*Originally posted August 10, 2009.
The irony of this poster is that writers ONLY get paid when they believe in the power of their dreams. Heheheh.
I've been thinking today about goals.
Many writers (and normal people) find it difficult to be satisfied in life unless they know when they'll be able to say "I'm successful." Many of us also find it hard to get started if we don't have something to aim for, and become saddened if we're not sure if we've arrived.
We have to ask ourselves some questions to determine what we want, and how we'll know when we've got it. If we don't, we'll either be too overwhelmed to begin chasing our dreams, or too unrealistic about what will really make us happy. Unrealistic expectations, even ones you put on yourself, SUCK.
So, let me pose a few questions that every writer should probably ask themselves:
1) Why am I writing?
2) How long do I want to do this, even if I never get any credit or money from my work?
3) How much rejection can I take?
4) How much time do I want to spend on my goals, versus with my family, friends, and pillow?
5) What do I want to achieve Big Picture?
6) Will I be satisfied when I get there?
7) Am I satisfied if I never get there?
8) What steps do I have to take to achieve that Big Picture thing?
9) Which one needs to be achieved first?
10) What is my support system?
11) How will I feel if I never achieve this? Is it worth trying anyway?
Here are the answers I've given myself, and what keeps me going (in case it's helpful):
1) Why am I writing? It's my favorite thing to do, and I'm happy when I'm doing it. I'm unhappy when I stop.
2) How long do I want to do this, even if I never get any credit or money from my work? For as long as I possibly can.
3) How much rejection can I take? As much as I need to (be honest here, folks, or you're in for a world of hurt.)

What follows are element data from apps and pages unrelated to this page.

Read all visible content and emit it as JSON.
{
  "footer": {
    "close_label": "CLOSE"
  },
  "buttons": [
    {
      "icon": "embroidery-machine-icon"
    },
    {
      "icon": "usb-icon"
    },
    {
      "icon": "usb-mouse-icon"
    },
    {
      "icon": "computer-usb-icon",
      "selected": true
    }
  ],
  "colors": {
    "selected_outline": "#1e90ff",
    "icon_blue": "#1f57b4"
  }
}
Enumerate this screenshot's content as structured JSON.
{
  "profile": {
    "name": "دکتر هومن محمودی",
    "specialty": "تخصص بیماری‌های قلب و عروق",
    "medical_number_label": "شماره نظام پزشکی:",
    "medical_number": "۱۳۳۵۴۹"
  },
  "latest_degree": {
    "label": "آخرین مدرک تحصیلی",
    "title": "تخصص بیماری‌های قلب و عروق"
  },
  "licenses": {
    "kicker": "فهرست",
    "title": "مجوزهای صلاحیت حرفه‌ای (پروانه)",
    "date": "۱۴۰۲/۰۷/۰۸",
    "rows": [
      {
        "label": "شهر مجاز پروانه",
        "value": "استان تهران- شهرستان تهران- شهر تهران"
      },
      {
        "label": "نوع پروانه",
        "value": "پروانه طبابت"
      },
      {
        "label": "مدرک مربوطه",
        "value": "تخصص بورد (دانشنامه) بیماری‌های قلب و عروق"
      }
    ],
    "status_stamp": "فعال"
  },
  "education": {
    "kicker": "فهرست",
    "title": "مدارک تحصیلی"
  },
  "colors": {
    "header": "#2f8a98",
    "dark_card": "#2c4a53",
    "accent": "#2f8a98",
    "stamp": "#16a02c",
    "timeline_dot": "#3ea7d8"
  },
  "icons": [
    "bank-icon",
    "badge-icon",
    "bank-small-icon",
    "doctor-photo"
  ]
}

4) How much time do I want to spend on my goals, versus with my family, friends, and pillow? I need to have a balance. I won't be happy meeting my writing goals at the expense of my husband, family, and sweet, sweet sleep. This means I have to make more realistic smaller goals to get to my big goals.
5) What do I want to achieve Big Picture? I want to make enough money to be able to write as a full time job and not starve. This means making about 20-30k. That will be great. Also, I want a Hugo Award.
6) Will I be satisfied when I get there? OH YAH. I don't want to be rich, I just want to have the freedom to write more. And have a rocket statue.
7) Am I satisfied if I never get there? Yes, because no matter what I'll achieve my goal of writing as long as possible. I just won't get to do as much of it per day. Also, maybe I'll get an award after I'm dead. Whatever works.
8) What steps do I have to take to achieve that Big Picture thing? I have to get an agent, have my manuscript sell, promote the crap out of my book, lather, rinse, repeat as many times as possible.
9) Which one needs to be achieved first? I need to find an agent.
10) What is my support system? The awesome people who read my blog (I heart you!), my crit buddies, and my wonderful husband.
11) How will I feel if I never achieve this? Is it worth trying anyway? It will be lame, but I'll still be okay. It is absolutely worth chasing for my entire life. I'll have a blast trying.
The key to getting started and keeping going without driving yourself nuts is creating reasonable goals, and then realizing you'll be satisfied if you meet them or not.
But you have to be willing to keep going as long as it takes. If you're not, then this isn't the business for you and you need to go do something sensible like run a petshop. If so, then chase it with all you've got, and above all enjoy the ride!
*My husband just said he wants me to win two Hugos so we can make bookends. Damn! The pressure! ;)